Netflix confirmed to Variety that it was aware of the situation and said "appropriate law enforcement authorities are involved." A ransom was not paid, and the episodes were released on a pirate internet site.
Facing the problem head-on
I cheered the company's refusal to pay the ransom, its move to involve the authorities, and its willingness to be public about what was going on.
Netflix has been fighting piracy for years. In fact, by keeping the price of its service so low -- less than $10 per month for most plans -- it's a wonder anyone would even bother with an illegal pirate site.
Before January 2016, when Netflix launched simultaneously in 130 countries, most piracy of Netflix shows occurred in regions where the service was not yet available. In 2015, piracy-tracking company Excipio reported that Netflix's third season of House of Cards was downloaded 682,000 times in the first 24 hours after showing up on an illegal site. Only 50,000 of those downloads happened in the United States, where Netflix had over 39 million subscribers at the time. Relatively speaking, that's a tiny number.
By charging a reasonable price for its content, Netflix became a welcome choice for viewers who would pay for a higher-quality experience than the pirate sites offered.

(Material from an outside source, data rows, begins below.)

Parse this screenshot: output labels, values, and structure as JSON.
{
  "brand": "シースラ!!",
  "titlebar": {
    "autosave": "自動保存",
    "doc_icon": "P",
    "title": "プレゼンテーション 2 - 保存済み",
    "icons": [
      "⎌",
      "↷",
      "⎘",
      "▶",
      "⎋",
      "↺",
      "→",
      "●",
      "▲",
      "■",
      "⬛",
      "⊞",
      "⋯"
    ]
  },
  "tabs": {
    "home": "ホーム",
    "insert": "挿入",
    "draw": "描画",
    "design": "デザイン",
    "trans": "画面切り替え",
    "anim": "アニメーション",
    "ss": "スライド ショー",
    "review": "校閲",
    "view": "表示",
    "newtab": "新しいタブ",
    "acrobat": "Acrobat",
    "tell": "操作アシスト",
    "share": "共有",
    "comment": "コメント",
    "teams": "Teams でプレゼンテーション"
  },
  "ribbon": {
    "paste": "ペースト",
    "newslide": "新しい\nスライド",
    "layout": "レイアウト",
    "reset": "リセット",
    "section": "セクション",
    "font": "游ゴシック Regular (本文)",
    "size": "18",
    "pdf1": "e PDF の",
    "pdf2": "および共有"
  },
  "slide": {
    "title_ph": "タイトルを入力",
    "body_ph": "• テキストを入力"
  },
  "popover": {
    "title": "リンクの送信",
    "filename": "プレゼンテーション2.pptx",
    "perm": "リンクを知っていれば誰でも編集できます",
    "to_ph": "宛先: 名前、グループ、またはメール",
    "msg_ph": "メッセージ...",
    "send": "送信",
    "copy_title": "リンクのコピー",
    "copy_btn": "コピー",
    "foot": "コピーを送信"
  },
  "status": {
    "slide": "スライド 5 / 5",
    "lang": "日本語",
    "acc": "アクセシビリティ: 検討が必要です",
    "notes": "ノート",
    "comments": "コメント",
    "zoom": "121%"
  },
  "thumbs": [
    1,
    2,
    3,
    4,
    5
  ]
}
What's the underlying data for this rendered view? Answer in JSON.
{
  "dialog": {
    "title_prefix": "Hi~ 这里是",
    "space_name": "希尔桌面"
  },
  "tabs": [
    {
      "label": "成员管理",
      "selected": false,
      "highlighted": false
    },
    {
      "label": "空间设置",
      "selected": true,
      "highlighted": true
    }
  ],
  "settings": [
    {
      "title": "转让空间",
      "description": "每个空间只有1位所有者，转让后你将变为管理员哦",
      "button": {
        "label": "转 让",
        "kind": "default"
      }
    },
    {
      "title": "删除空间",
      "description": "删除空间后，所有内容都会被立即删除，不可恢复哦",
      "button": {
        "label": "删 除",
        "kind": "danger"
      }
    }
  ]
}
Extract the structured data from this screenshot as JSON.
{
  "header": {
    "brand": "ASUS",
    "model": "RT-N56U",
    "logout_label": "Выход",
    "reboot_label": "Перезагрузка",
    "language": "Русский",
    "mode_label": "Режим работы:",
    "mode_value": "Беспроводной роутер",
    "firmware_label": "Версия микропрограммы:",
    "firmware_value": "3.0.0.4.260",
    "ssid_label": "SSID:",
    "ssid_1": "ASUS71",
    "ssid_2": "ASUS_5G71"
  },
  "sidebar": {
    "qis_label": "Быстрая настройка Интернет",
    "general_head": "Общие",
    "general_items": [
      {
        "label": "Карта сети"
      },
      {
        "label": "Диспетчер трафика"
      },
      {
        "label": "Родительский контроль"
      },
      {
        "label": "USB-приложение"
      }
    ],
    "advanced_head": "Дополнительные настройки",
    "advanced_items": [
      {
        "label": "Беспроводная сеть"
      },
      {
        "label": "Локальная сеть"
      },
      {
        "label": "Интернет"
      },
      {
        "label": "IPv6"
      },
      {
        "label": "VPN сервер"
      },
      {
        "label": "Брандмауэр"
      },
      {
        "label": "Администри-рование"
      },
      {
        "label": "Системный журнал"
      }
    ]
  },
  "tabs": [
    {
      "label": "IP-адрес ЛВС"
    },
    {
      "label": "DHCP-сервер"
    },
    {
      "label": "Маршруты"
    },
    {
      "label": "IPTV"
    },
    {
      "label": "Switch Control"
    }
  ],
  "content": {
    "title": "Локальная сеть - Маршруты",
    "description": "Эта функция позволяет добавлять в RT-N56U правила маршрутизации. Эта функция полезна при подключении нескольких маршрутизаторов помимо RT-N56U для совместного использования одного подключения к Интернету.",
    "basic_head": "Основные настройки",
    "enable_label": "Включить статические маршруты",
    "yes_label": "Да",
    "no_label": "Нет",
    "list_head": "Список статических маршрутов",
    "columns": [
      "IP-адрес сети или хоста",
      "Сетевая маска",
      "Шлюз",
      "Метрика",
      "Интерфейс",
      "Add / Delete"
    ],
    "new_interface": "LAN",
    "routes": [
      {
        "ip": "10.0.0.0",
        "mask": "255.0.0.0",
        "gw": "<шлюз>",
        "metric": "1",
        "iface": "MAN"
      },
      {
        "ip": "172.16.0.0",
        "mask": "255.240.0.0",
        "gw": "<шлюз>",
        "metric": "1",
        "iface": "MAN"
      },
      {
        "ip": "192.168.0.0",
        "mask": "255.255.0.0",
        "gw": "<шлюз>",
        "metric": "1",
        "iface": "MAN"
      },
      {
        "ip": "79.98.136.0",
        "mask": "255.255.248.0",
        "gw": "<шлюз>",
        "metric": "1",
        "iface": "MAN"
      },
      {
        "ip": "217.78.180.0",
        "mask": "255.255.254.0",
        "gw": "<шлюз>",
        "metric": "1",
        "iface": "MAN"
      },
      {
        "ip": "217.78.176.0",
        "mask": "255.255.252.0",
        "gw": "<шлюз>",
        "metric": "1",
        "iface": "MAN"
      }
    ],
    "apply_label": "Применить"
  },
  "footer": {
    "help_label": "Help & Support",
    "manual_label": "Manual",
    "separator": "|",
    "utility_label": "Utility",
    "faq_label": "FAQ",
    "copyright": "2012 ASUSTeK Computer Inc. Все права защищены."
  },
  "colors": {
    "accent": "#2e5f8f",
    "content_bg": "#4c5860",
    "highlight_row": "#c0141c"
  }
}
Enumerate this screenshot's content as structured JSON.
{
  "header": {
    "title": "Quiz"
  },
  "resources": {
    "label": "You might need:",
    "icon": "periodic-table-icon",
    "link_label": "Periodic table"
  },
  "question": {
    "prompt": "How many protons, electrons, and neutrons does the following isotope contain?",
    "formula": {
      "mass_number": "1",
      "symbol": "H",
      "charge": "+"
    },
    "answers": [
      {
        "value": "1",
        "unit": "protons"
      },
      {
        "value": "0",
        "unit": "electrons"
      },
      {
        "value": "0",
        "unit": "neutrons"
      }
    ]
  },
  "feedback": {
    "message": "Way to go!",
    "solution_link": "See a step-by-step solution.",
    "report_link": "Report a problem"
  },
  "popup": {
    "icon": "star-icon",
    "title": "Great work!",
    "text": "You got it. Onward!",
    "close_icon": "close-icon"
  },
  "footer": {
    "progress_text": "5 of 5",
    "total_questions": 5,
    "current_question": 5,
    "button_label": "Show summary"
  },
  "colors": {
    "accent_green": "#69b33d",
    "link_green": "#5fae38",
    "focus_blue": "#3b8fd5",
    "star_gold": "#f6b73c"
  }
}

But piracy is still an issue and one of the measures Netflix is taking to combat piracy is hiring a manager to be responsible for its newly formed Copyright Protection Group. Here are the qualifications for the role, located in Los Angeles:
The ideal candidate will be either an experienced IP attorney, IP paralegal, or an anti-piracy specialist, with substantial experience in protecting rights and ideally content.
He or she will be tasked with supporting the Netflix Global Copyright Protection Group in its industrywide anti-piracy strategic initiatives and tactical take-down efforts with the goal of reducing online piracy to a socially unacceptable fringe activity.
Netflix needs to show the industry it's serious
Content creators who do business with Netflix want to know the company will protect their work. A company doesn't want to license content to Netflix in one region and find that Netflix subscribers in a completely different unlicensed geography are illegally streaming the show.
One of the complaints the company faced from content partners early on was that it was too lax in allowing subscribers to access content they weren't entitled to view through VPNs. A VPN, or virtual private network, allows a user to appear to be in another country and watch a show that Netflix hasn't licensed for viewing in his or her area. If a viewer wanted to watch a show such as House of Cards and it wasn't available through Netflix in his or her region, by using a U.S.-based VPN, that person could get around the system and access the content by appearing to be a U.S. subscriber. Netflix acted to block these VPNs in early 2016 at the same time the company was going global.
The actions Netflix has taken in the past, coupled with its newly created Copyright Protection Group, are another step in the company's growth. Now that it's making more and more original shows, it must increase its protection of its intellectual property and show partners that it will only allow people to view the content in the regions where it holds a license.
Netflix's goal is to make several parties happy. Viewers will pay a reasonable price and see content licensed for their region, and Netflix content partners will feel they're being treated fairly. The only real losers, by my count, are the pirates.